*EXERCISE BRIEF:*
The expected output is a copy of every line in the records with the string "list".

*Data entries:*
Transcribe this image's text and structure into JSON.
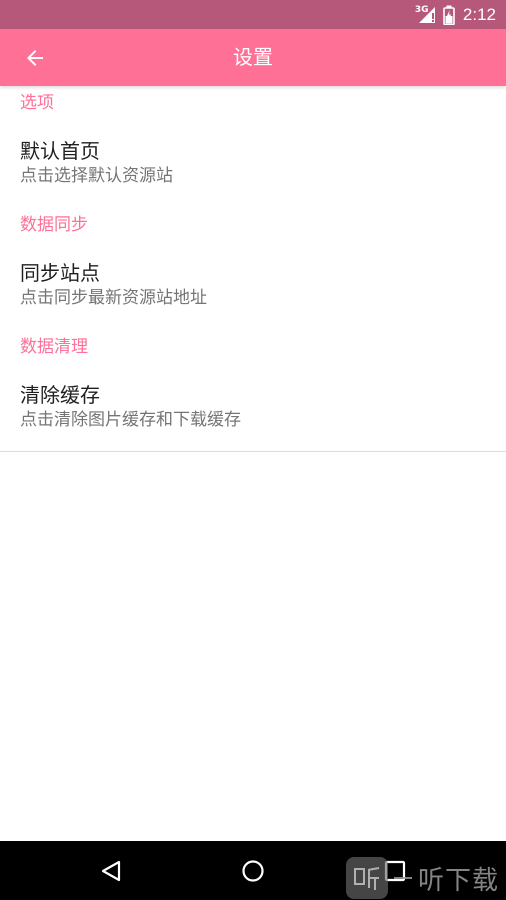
{
  "status_bar": {
    "network": "3G",
    "time": "2:12"
  },
  "app_bar": {
    "title": "设置"
  },
  "sections": [
    {
      "header": "选项",
      "items": [
        {
          "title": "默认首页",
          "summary": "点击选择默认资源站"
        }
      ]
    },
    {
      "header": "数据同步",
      "items": [
        {
          "title": "同步站点",
          "summary": "点击同步最新资源站地址"
        }
      ]
    },
    {
      "header": "数据清理",
      "items": [
        {
          "title": "清除缓存",
          "summary": "点击清除图片缓存和下载缓存"
        }
      ]
    }
  ],
  "watermark": {
    "badge_char": "听",
    "text": "听下载"
  },
  "colors": {
    "status_bar": "#b5587a",
    "app_bar": "#ff7096",
    "accent": "#ff6f97",
    "nav_bar": "#000000"
  },
  "icons": {
    "back": "arrow-left-icon",
    "signal": "signal-icon",
    "battery": "battery-icon",
    "nav_back": "triangle-back-icon",
    "nav_home": "circle-home-icon",
    "nav_recent": "square-recent-icon"
  }
}
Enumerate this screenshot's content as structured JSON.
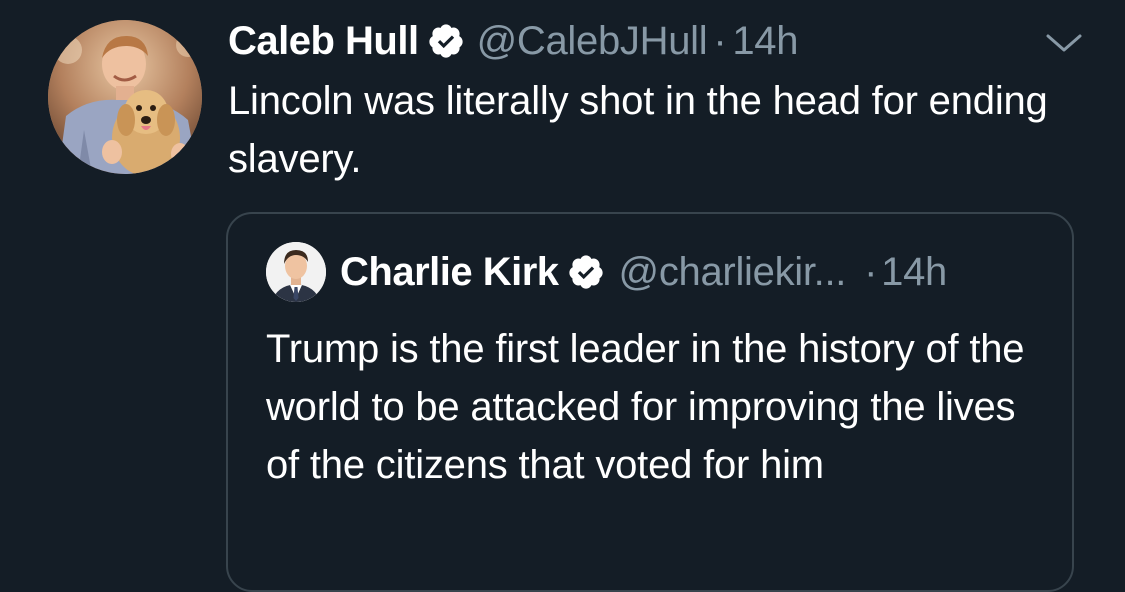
{
  "tweet": {
    "author": {
      "display_name": "Caleb Hull",
      "handle": "@CalebJHull",
      "verified": true,
      "avatar_icon": "profile-photo-man-with-puppy"
    },
    "separator": "·",
    "time": "14h",
    "text": "Lincoln was literally shot in the head for ending slavery.",
    "menu_icon": "chevron-down-icon"
  },
  "quoted_tweet": {
    "author": {
      "display_name": "Charlie Kirk",
      "handle": "@charliekir...",
      "verified": true,
      "avatar_icon": "profile-photo-man-in-suit"
    },
    "separator": "·",
    "time": "14h",
    "text": "Trump is the first leader in the history of the world to be attacked for improving the lives of the citizens that voted for him"
  },
  "colors": {
    "background": "#141d26",
    "text_primary": "#ffffff",
    "text_secondary": "#8899a6",
    "border": "#38444d",
    "verified_badge": "#ffffff"
  }
}
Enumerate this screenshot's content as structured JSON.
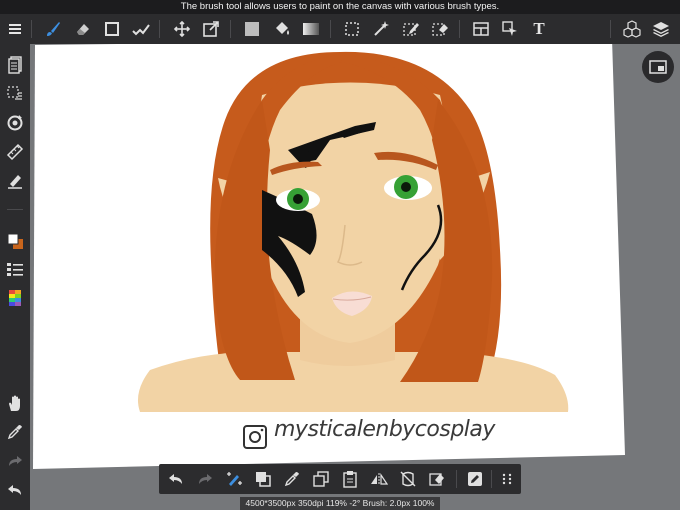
{
  "tooltip": "The brush tool allows users to paint on the canvas with various brush types.",
  "top_toolbar": {
    "tools": [
      {
        "id": "menu",
        "icon": "hamburger-menu-icon"
      },
      {
        "id": "brush",
        "icon": "brush-icon",
        "active": true
      },
      {
        "id": "eraser",
        "icon": "eraser-icon"
      },
      {
        "id": "shape",
        "icon": "square-shape-icon"
      },
      {
        "id": "smudge",
        "icon": "smudge-icon"
      },
      {
        "id": "move",
        "icon": "move-arrows-icon"
      },
      {
        "id": "transform",
        "icon": "transform-icon"
      },
      {
        "id": "fill-color",
        "icon": "fill-swatch-icon"
      },
      {
        "id": "bucket",
        "icon": "paint-bucket-icon"
      },
      {
        "id": "gradient",
        "icon": "gradient-icon"
      },
      {
        "id": "select",
        "icon": "rect-select-icon"
      },
      {
        "id": "magic-wand",
        "icon": "magic-wand-icon"
      },
      {
        "id": "select-pen",
        "icon": "select-pen-icon"
      },
      {
        "id": "select-eraser",
        "icon": "select-eraser-icon"
      },
      {
        "id": "frame-divider",
        "icon": "frame-divider-icon"
      },
      {
        "id": "operation",
        "icon": "operation-cursor-icon"
      },
      {
        "id": "text",
        "icon": "text-icon",
        "label": "T"
      },
      {
        "id": "materials",
        "icon": "materials-cubes-icon"
      },
      {
        "id": "layers",
        "icon": "layers-icon"
      }
    ]
  },
  "left_toolbar": {
    "tools": [
      {
        "id": "pages",
        "icon": "pages-icon"
      },
      {
        "id": "selection-layer",
        "icon": "selection-list-icon"
      },
      {
        "id": "rotate",
        "icon": "rotate-icon"
      },
      {
        "id": "ruler",
        "icon": "ruler-icon"
      },
      {
        "id": "snap-pen",
        "icon": "pen-snap-icon"
      },
      {
        "id": "color",
        "icon": "color-swatch-icon"
      },
      {
        "id": "brush-list",
        "icon": "brush-list-icon"
      },
      {
        "id": "palette",
        "icon": "color-palette-icon"
      },
      {
        "id": "hand",
        "icon": "hand-icon"
      },
      {
        "id": "eyedropper",
        "icon": "eyedropper-icon"
      },
      {
        "id": "redo",
        "icon": "redo-icon"
      },
      {
        "id": "undo",
        "icon": "undo-icon"
      }
    ]
  },
  "colors": {
    "toolbar_bg": "#2c2c2e",
    "accent": "#3d8fe0",
    "main_color": "#ffffff",
    "sub_color": "#c9651c",
    "canvas_bg": "#75777a",
    "hair": "#c65b1c",
    "skin": "#f2d3a5",
    "eye": "#36a135"
  },
  "canvas": {
    "signature": "mysticalenbycosplay"
  },
  "bottom_toolbar": {
    "tools": [
      {
        "id": "undo",
        "icon": "undo-icon"
      },
      {
        "id": "redo",
        "icon": "redo-icon"
      },
      {
        "id": "swap-color",
        "icon": "swap-color-icon"
      },
      {
        "id": "color-box",
        "icon": "color-box-icon"
      },
      {
        "id": "eyedropper",
        "icon": "eyedropper-icon"
      },
      {
        "id": "copy",
        "icon": "copy-icon"
      },
      {
        "id": "paste",
        "icon": "paste-icon"
      },
      {
        "id": "flip",
        "icon": "flip-horizontal-icon"
      },
      {
        "id": "rotate",
        "icon": "rotate-canvas-icon"
      },
      {
        "id": "clear",
        "icon": "clear-icon"
      },
      {
        "id": "edit",
        "icon": "edit-icon"
      },
      {
        "id": "more",
        "icon": "more-dots-icon"
      }
    ]
  },
  "status": "4500*3500px 350dpi 119% -2° Brush: 2.0px 100%"
}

*SOLUTION:*
        "icon": "selection-list-icon"
        "id": "brush-list",
        "icon": "brush-list-icon"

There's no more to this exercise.